The real interest lies in how financial bubbles redistribute wealth over a longer period of time: (1) through bailouts of speculators and (2) because insiders know better what is going on and are better able to offload, or short sell, overvalued assets before the bubble bursts. From an analytical point of view, the net result is that there should be different average rates of return to capital depending on the wealth of the capitalist, a fact which Piketty himself cites to partially explain the increasing value of 'r', using the Harvard endowment fund as an example. Thus r₀ could be the 'r' value for the bottom 90% of the population, r₁ for 90% - through 99%, r₂ for 99% through 99.9%, etc., or r(p) could even be a continuous increasing function of the percentile 'p'. Likewise, the savings rate varies with the percentile in a similar manner, so it would better to use such data when available.

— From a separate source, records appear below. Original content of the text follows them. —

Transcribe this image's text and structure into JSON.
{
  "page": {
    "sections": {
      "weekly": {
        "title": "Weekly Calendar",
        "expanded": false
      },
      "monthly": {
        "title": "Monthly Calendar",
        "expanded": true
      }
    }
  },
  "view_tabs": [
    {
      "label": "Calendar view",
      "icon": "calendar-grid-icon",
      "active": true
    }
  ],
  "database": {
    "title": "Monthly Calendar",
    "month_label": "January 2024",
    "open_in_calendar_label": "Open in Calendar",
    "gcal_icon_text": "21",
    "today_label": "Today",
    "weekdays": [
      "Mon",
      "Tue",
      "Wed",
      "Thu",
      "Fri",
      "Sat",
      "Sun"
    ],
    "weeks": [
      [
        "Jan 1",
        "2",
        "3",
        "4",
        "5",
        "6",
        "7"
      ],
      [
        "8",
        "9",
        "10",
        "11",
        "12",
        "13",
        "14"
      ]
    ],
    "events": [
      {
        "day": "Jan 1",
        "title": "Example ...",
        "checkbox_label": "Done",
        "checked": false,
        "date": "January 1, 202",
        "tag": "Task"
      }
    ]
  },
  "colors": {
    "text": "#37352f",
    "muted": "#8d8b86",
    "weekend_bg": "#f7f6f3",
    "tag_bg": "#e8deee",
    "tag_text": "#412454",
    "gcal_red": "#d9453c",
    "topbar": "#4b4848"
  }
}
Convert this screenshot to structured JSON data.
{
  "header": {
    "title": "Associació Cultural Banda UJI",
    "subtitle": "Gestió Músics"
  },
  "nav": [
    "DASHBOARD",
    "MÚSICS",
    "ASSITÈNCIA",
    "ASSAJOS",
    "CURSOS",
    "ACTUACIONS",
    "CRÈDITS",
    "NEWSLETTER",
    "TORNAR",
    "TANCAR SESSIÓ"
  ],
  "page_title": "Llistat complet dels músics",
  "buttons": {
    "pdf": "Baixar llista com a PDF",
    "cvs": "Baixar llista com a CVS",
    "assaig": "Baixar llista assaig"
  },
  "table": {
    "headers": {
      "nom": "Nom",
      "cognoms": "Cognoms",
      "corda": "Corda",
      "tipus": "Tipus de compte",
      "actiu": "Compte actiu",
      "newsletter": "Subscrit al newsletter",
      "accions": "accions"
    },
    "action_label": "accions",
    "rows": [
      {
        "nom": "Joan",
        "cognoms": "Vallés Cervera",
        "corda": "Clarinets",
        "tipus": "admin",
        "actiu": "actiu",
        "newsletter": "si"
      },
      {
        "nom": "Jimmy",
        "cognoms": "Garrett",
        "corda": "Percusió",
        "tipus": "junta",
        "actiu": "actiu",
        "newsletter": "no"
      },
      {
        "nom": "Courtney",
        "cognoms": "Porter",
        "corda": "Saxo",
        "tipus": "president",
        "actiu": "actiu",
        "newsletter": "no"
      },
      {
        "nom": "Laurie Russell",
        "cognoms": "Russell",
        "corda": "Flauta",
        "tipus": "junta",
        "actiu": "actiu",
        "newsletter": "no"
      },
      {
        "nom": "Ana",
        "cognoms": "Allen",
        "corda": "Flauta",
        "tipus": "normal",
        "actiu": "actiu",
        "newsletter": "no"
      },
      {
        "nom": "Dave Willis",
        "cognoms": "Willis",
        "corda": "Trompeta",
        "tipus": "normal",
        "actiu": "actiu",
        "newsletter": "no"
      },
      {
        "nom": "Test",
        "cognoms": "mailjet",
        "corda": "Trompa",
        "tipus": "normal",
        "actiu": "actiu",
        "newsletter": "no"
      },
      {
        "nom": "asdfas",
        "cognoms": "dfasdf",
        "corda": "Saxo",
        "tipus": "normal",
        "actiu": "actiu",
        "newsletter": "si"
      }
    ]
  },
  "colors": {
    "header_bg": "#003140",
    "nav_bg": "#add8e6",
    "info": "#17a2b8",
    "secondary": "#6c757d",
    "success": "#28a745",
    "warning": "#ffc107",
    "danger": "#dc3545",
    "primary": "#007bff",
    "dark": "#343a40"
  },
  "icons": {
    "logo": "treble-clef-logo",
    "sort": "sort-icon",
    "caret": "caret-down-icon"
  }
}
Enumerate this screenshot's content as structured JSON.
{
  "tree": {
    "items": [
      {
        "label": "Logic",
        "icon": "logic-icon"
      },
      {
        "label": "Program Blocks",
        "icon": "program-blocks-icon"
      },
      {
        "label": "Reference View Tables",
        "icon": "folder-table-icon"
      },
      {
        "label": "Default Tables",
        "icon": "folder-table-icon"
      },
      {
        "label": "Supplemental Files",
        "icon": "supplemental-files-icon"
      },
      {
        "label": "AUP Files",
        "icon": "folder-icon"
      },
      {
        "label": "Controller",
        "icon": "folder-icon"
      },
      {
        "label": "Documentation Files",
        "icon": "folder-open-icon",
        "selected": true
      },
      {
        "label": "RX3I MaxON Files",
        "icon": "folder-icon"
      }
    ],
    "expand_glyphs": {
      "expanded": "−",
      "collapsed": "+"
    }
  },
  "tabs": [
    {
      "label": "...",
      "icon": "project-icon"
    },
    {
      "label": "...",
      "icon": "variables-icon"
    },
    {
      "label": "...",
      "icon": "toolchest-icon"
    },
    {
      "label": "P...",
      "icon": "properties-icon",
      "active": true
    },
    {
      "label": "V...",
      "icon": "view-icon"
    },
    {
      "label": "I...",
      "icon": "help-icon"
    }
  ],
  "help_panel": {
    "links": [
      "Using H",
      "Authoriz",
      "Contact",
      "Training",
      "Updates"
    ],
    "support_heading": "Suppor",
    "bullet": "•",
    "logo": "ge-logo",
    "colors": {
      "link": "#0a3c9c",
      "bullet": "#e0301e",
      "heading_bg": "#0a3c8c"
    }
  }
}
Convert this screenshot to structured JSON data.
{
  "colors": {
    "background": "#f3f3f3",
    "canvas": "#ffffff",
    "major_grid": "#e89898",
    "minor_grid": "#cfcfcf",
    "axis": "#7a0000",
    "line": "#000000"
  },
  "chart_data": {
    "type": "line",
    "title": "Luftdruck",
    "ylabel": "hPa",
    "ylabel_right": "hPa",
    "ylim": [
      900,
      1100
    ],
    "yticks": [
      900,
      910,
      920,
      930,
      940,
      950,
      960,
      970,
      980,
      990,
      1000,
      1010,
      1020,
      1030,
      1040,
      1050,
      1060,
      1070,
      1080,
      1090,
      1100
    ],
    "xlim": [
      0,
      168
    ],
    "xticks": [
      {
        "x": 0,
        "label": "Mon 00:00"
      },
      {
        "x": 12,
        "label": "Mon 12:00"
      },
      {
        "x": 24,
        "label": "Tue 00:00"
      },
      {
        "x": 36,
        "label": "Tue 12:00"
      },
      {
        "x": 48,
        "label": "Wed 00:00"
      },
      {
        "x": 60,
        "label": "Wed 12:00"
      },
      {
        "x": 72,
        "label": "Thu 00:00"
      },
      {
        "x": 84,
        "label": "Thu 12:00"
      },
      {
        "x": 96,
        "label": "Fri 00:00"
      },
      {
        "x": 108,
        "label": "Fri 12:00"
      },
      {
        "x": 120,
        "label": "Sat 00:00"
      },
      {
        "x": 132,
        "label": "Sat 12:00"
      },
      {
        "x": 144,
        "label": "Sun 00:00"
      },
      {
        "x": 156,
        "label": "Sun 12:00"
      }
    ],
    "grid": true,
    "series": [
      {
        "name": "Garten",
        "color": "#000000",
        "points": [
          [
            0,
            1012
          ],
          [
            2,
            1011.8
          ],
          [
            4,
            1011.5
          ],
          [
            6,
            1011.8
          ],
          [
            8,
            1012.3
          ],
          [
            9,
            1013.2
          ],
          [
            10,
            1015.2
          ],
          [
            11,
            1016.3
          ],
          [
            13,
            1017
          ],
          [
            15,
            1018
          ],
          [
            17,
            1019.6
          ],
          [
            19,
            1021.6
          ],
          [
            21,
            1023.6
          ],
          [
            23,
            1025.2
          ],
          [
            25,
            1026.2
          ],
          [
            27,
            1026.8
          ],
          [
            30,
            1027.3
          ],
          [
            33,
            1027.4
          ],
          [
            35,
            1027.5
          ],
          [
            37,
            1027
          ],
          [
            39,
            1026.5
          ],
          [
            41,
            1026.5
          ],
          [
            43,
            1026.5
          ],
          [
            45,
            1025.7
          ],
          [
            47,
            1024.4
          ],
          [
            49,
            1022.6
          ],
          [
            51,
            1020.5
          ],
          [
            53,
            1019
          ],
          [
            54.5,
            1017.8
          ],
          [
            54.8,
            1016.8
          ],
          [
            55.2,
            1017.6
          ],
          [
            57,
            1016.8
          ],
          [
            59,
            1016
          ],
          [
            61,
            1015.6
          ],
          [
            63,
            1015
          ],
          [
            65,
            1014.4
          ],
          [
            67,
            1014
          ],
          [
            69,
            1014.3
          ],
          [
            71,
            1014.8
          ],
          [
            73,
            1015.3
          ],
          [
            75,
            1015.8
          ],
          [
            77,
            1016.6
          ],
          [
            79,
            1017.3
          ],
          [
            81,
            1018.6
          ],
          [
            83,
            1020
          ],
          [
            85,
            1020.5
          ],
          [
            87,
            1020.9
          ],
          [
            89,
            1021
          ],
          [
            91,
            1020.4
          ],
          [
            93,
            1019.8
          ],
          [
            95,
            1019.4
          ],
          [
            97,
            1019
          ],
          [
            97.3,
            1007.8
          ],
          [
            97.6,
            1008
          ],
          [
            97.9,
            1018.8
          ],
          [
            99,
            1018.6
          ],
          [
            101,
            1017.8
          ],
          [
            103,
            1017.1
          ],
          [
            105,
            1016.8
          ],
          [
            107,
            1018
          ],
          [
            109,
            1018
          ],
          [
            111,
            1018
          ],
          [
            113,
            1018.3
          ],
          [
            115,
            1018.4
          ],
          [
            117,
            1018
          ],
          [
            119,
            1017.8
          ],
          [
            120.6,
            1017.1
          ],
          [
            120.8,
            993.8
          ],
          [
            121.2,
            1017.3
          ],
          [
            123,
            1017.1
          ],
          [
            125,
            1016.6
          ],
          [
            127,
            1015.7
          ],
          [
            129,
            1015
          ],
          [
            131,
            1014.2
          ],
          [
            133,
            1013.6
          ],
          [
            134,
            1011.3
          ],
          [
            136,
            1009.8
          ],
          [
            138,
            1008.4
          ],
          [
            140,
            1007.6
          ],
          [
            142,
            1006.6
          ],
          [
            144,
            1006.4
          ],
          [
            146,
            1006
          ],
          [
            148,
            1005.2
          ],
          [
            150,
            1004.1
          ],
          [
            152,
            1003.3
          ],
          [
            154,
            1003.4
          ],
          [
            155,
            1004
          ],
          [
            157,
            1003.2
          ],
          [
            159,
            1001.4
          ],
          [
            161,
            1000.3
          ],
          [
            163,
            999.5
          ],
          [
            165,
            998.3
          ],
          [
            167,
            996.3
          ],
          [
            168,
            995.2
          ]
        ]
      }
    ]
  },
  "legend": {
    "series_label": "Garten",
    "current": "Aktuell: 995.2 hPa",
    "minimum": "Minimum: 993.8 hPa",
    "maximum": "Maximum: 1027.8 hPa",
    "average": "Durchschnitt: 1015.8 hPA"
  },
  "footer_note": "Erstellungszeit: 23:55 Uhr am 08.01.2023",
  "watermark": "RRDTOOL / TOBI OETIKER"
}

Another fact is that rates of return vary with time and asset type, depending on the type of economy, speculation, tax policy, etc. When a small group controls valuable assets with relatively low prices, such as oil throughout much of its history, they can achieve high rates of return, hence rapidly concentrate wealth and power. Conversely the rates of return on overvalued assets, even good ones, can be negative, as so many find out after a bubble has burst. The reviews in this book do not delve much into this critique of Piketty, symbolized by his use of a single average rate of return `r' which masks these critical underlying dynamics.
A missing critique of Piketty is on the issue of zero or negative growth, which seems not far off due to natural resource and environmental limits-to-growth. In that case the formula β= s/g cannot be true, and in fact the asymptotic argument fails. Capital would certainly shrink. Consumption would likely be curtailed to keep at least some savings to invest, in addition to provide for maintenance. As productivity drops due to escalating costs, so will profits, and the rate of return 'r', and debt will be far harder to come by. In fact debt plays a huge role in economic growth, investment, speculation, etc., that Piketty fails to consider. Steve Keen's work on debt needs to be included.
As far as critiques of Piketty go, this book is a good starting point, but I expect that much more in depth responses will be forthcoming.